So I made it off the trail without incident and soon had Guanella Pass Road and Georgetown behind me.  I ran into the typical Sunday afternoon traffic jam on eastbound I-70 and suffered through slow stop and go traffic till I got off at the US40 exit.  From there it was frontage roads all the way to Idaho Springs.  Traffic had cleared up as it always does east of Idaho Springs and I got back onto I-70 which I took all the way to C-470 south and eventually E-470 back to my home neighborhoods.

Quite a day in spite of not having made it all the way to the top of the pass.  One day, I will get there.

Note:  This road made Rollins Pass' rocky conditions seem like a picnic.  This is not a road for street motorcycles, though I am sure dual-sport motorcycles will do fine in the hands of skilled/trained riders.  Dirt bikes and ATVs I saw had no seeming problems with the terrain either!


Steve Williams said...

You ride in amazing terrain. The rough, rocky road through the pass is beautiful. Sometimes I hesitate to read your posts because they just trigger some discouragement in the mundane places I get to ride.

I suppose it's a grass is greener on the other side of the fence sort of thing.

I smiled when I read about the kids on dirt bikes. Reminded me of the seemingly effortless riding I did as a kid on a Kawasaki dirtbike. My memory tells me I did things I would never try now.

Thanks for sharing a fantastic adventure!

Steve Williams
Scooter in the Sticks

bobskoot said...


I think your comment over at Jack's is going to push me over the top. I noticed an add for a R80G/S last week for a very good price. I knew if I went to look at it, then it would be mine. I would have been afraid to bring it home. I was thinking that I would put a blanket over it and hide it somewhere sight unseen.

It was very HOT here on Saturday so I decided not to see it. Then on Sunday I could not find the listing so I presume it had been sold. There are two more for sale up here. One is overpriced

Here is a nice GSPD, also has factory side cases, but it is a R100GSPD

another one, but too much $$

another R80GSPD, but again too much

How about a custom bobber ?

if you like the one for C$5,500. send me the $$ and I'll see if they will take C$5K. for it

Wet Coast Scootin

Charlie6 said...

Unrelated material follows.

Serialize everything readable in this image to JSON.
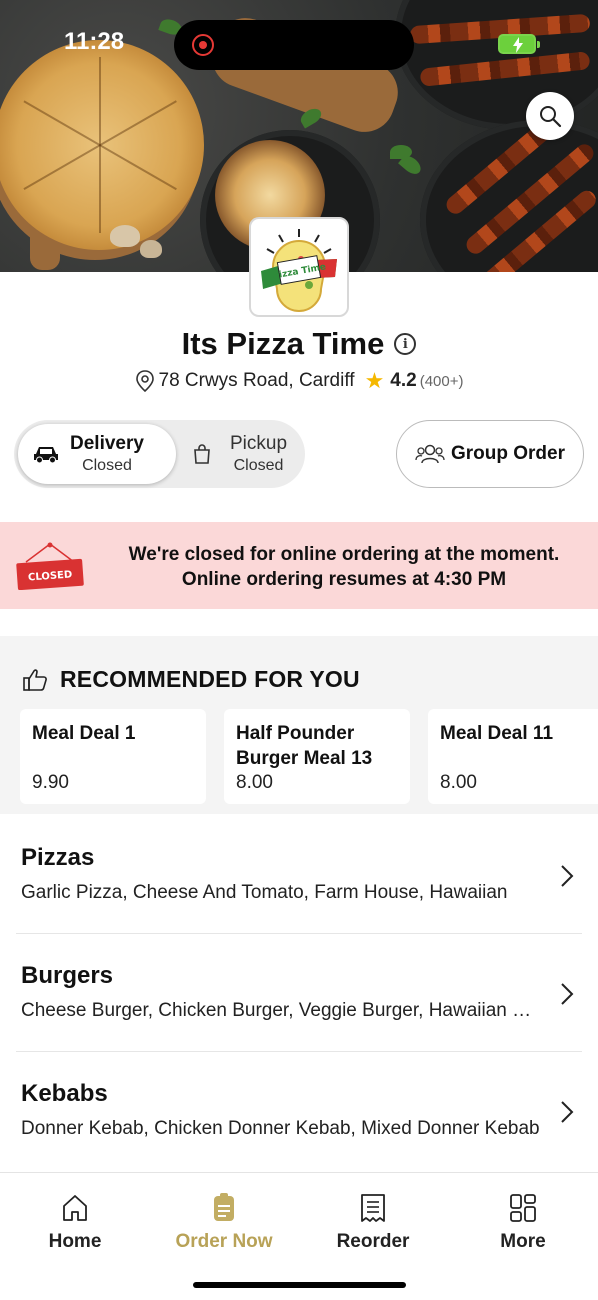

thanks bobskoot for the links, they really are pricey up there aren't they?

bobskoot said...


that's what we have to contend with up here. We live with higher prices for everything, that's why most people buy bikes/cars, etc on-line. If I could buy one for half of these prices I could import it into canada as long as it is on the RIV list

if it is NOT on this list then we cannot import into Canda.

If I could insure a bike in the USA I would purchase a bike and leave it somewhere in the Centennial area for my Colorado rides, and every year fly down and drop it off somewhere else. Of course you could use it to keep the gas fresh

Not many R80G/S for sale right now

NOT that I am looking or anything like that.

Wet Coast Scootin